Return each line in the records below that includes "create".

++++ STUDY MATERIAL ++++

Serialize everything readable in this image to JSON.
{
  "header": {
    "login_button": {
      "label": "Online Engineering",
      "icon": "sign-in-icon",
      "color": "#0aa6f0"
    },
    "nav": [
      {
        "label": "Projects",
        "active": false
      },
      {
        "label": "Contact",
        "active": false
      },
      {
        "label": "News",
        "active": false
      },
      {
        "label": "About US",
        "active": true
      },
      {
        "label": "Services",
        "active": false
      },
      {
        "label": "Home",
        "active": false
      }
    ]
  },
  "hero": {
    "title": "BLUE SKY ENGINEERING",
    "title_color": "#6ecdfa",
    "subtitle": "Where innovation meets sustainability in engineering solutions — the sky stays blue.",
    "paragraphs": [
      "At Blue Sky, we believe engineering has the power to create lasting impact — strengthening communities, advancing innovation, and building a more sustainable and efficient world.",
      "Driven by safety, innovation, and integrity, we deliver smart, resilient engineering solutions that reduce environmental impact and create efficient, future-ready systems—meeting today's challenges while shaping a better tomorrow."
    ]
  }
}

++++

ANSWER TO THIS EXERCISE
      "At Blue Sky, we believe engineering has the power to create lasting impact — strengthening communities, advancing innovation, and building a more sustainable and efficient world.",
      "Driven by safety, innovation, and integrity, we deliver smart, resilient engineering solutions that reduce environmental impact and create efficient, future-ready systems—meeting today's challenges while shaping a better tomorrow."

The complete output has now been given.